Recently, its fairly massive woodwork turned up in a trailer on Rutledge Pike. The business that was tending it was being sold, and no one was very clear about what exactly this load of unusual wood was, and what should be done with it. It’s now in the custody of preservationist group Knox Heritage, at their headquarters on the Greystone grounds on Broadway.
A couple of weeks after that column came out, Julia Tucker, mother of the now-deceased preservationist who painstakingly dismantled it for reassembly, gave me a call, assuring me she’s not as mysterious and elusive as I tried to make her seem. “I’m not a recluse,” she says, laughing. (It’s an old reporter’s trick; if you can’t get somebody on the phone, at least make them sound mysterious and elusive.)
Mrs. Tucker told me she’d kept track of the trailerfull of parts for years after her son died, paying rent for it for some time. She still has her son’s directions for its reassembly.
Three or four years ago, at the suggestion of McClung Collection head Steve Cotham, she loaned it to Nashville developer Alex Brandau’s frankly heroic renovation of the Col. John Williams house on Dandridge Avenue. The home of the maverick U.S. senator and ambassador had stood for decades as a ruined, dark hulk—declared unsalvageable in a newspaper article about 20 years ago, it seemed to have no friends. People who didn’t have money shook their heads, because it was one of the most notably historic residential houses in Knoxville, and it was just about to fall in, and nobody seemed to care, because in those days nobody with money ever drove out Dandridge Avenue.
It took Williams descendent Brandau to do the trick. At length, and after a huge investment, Brandau finished the job—smartly reconstructed, the house has hosted a few social events and is available for office use. As it turned out, though Brandau did use some of the flooring and baseboards from the slightly younger Humes house, he wasn’t able to use any of the Humes windows and doors in that context. The Williams House sits at the head of a pretty golf course, the Williams Creek “Wee” course. Have a look at it, if you haven’t yet.
Tucker says the trailer full of Humes woodwork was on the Williams site for several months; she lost track of the trailer at that time. Now 80, Julia Tucker says she expects that Knox Heritage, of which she’s a former board member, will find a good use for her son’s dream. KH has been talking to local preservationist architectural designer Brian Pittman—whose renovation of the Mary Boyce Temple house at Henley and Hill was one of the most visible developments downtown in the last year—about potential uses for what remains of the old Humes rectory. “I would like to see what is done with it,” she says. She still has the photographs her son took, 28 years ago, to assist the reassembly.
We’ll miss Joe Bell, who died last week. A small, wiry guy with sharp eyes and a voice like Walter Brennan’s, he wore an engineer’s cap and a bandana around his neck.

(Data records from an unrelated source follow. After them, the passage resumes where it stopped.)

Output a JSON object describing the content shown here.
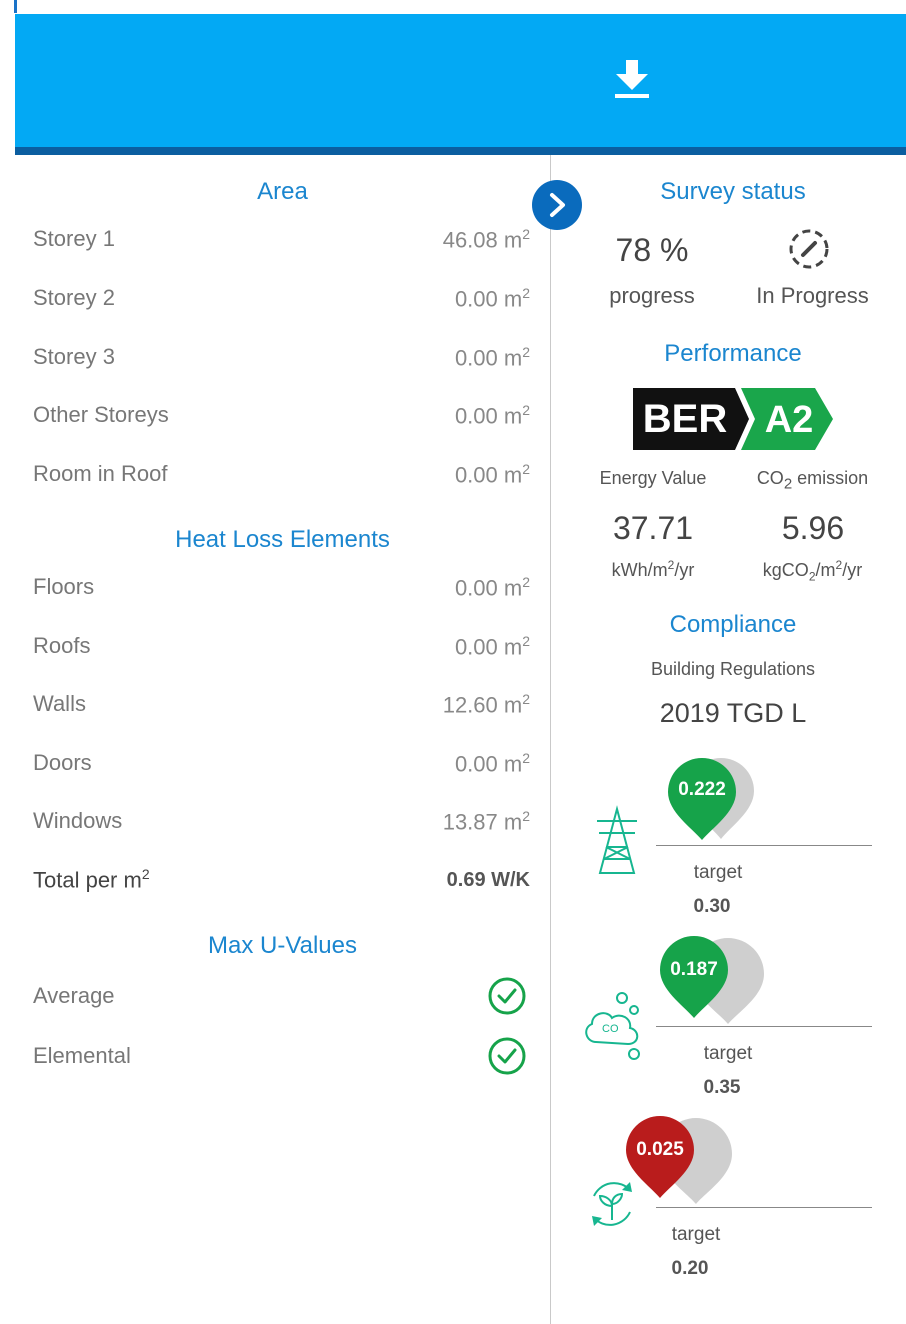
{
  "header": {
    "download_icon": "download-icon",
    "toggle_icon": "chevron-right-icon"
  },
  "left": {
    "area": {
      "title": "Area",
      "rows": [
        {
          "label": "Storey 1",
          "value": "46.08 m",
          "unit_sup": "2"
        },
        {
          "label": "Storey 2",
          "value": "0.00 m",
          "unit_sup": "2"
        },
        {
          "label": "Storey 3",
          "value": "0.00 m",
          "unit_sup": "2"
        },
        {
          "label": "Other Storeys",
          "value": "0.00 m",
          "unit_sup": "2"
        },
        {
          "label": "Room in Roof",
          "value": "0.00 m",
          "unit_sup": "2"
        }
      ]
    },
    "heat_loss": {
      "title": "Heat Loss Elements",
      "rows": [
        {
          "label": "Floors",
          "value": "0.00 m",
          "unit_sup": "2"
        },
        {
          "label": "Roofs",
          "value": "0.00 m",
          "unit_sup": "2"
        },
        {
          "label": "Walls",
          "value": "12.60 m",
          "unit_sup": "2"
        },
        {
          "label": "Doors",
          "value": "0.00 m",
          "unit_sup": "2"
        },
        {
          "label": "Windows",
          "value": "13.87 m",
          "unit_sup": "2"
        }
      ],
      "total_label": "Total per m",
      "total_label_sup": "2",
      "total_value": "0.69 W/K"
    },
    "u_values": {
      "title": "Max U-Values",
      "rows": [
        {
          "label": "Average",
          "status": "check-circle-icon"
        },
        {
          "label": "Elemental",
          "status": "check-circle-icon"
        }
      ]
    }
  },
  "right": {
    "survey": {
      "title": "Survey status",
      "progress_value": "78 %",
      "progress_label": "progress",
      "status_label": "In Progress",
      "status_icon": "edit-progress-icon"
    },
    "performance": {
      "title": "Performance",
      "ber_text": "BER",
      "ber_rating": "A2",
      "ber_color": "#1aa64b",
      "energy_label": "Energy Value",
      "co2_label_main": "CO",
      "co2_label_sub": "2",
      "co2_label_rest": " emission",
      "energy_value": "37.71",
      "co2_value": "5.96",
      "energy_unit": "kWh/m",
      "energy_unit_sup": "2",
      "energy_unit_rest": "/yr",
      "co2_unit_a": "kgCO",
      "co2_unit_sub": "2",
      "co2_unit_b": "/m",
      "co2_unit_sup": "2",
      "co2_unit_rest": "/yr"
    },
    "compliance": {
      "title": "Compliance",
      "subtitle": "Building Regulations",
      "standard": "2019 TGD L",
      "gauges": [
        {
          "icon": "power-pylon-icon",
          "value": "0.222",
          "color": "#16a34a",
          "target_label": "target",
          "target_value": "0.30"
        },
        {
          "icon": "co2-cloud-icon",
          "value": "0.187",
          "color": "#16a34a",
          "target_label": "target",
          "target_value": "0.35"
        },
        {
          "icon": "renewable-leaf-icon",
          "value": "0.025",
          "color": "#b91c1c",
          "target_label": "target",
          "target_value": "0.20"
        }
      ]
    }
  }
}
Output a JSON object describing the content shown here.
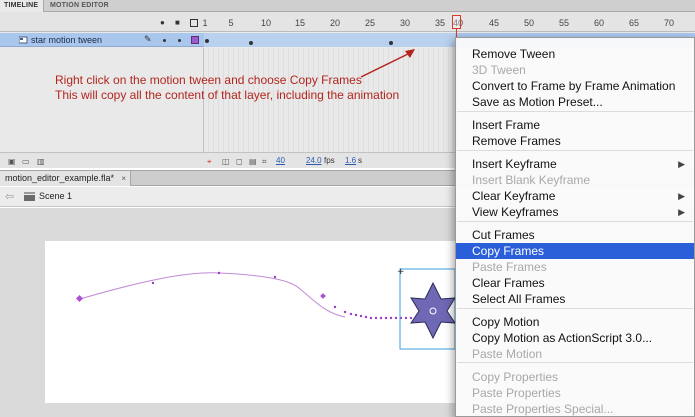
{
  "tabs": {
    "timeline": "TIMELINE",
    "motion_editor": "MOTION EDITOR"
  },
  "ruler": [
    "1",
    "5",
    "10",
    "15",
    "20",
    "25",
    "30",
    "35",
    "40",
    "45",
    "50",
    "55",
    "60",
    "65",
    "70"
  ],
  "layer": {
    "name": "star motion tween",
    "color": "#9a5cc8"
  },
  "annotation": {
    "line1": "Right click on the motion tween and choose Copy Frames",
    "line2": "This will copy all the content of that layer, including the animation"
  },
  "footer": {
    "frame": "40",
    "fps": "24.0",
    "fps_unit": "fps",
    "time": "1.6",
    "time_unit": "s"
  },
  "document": {
    "tab": "motion_editor_example.fla*",
    "close": "×",
    "scene": "Scene 1"
  },
  "menu": {
    "highlight_color": "#2b5fd9",
    "items": [
      {
        "label": "Remove Tween",
        "enabled": true
      },
      {
        "label": "3D Tween",
        "enabled": false
      },
      {
        "label": "Convert to Frame by Frame Animation",
        "enabled": true
      },
      {
        "label": "Save as Motion Preset...",
        "enabled": true
      },
      {
        "label": "Insert Frame",
        "enabled": true
      },
      {
        "label": "Remove Frames",
        "enabled": true
      },
      {
        "label": "Insert Keyframe",
        "enabled": true,
        "submenu": true
      },
      {
        "label": "Insert Blank Keyframe",
        "enabled": false
      },
      {
        "label": "Clear Keyframe",
        "enabled": true,
        "submenu": true
      },
      {
        "label": "View Keyframes",
        "enabled": true,
        "submenu": true
      },
      {
        "label": "Cut Frames",
        "enabled": true
      },
      {
        "label": "Copy Frames",
        "enabled": true,
        "highlighted": true
      },
      {
        "label": "Paste Frames",
        "enabled": false
      },
      {
        "label": "Clear Frames",
        "enabled": true
      },
      {
        "label": "Select All Frames",
        "enabled": true
      },
      {
        "label": "Copy Motion",
        "enabled": true
      },
      {
        "label": "Copy Motion as ActionScript 3.0...",
        "enabled": true
      },
      {
        "label": "Paste Motion",
        "enabled": false
      },
      {
        "label": "Copy Properties",
        "enabled": false
      },
      {
        "label": "Paste Properties",
        "enabled": false
      },
      {
        "label": "Paste Properties Special...",
        "enabled": false
      }
    ]
  }
}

He attended countless WDVX Blue Plate Specials, usually on his feet, covering the perimeter, letting you know, in case you weren’t certain, whether the performer on stage was any good or not.
He looked so authentic that some tourists probably took him for a hired extra. But he really did know his trains, and he really could play the fiddle. I didn’t know him well, and I can’t say I could follow his geopolitical theories, but he straightened me out on a few issues concerning old streetcar routes and the shadowy early days of country-music radio.
Corrected: Williams Creek is actually an 18-hole course, not nine.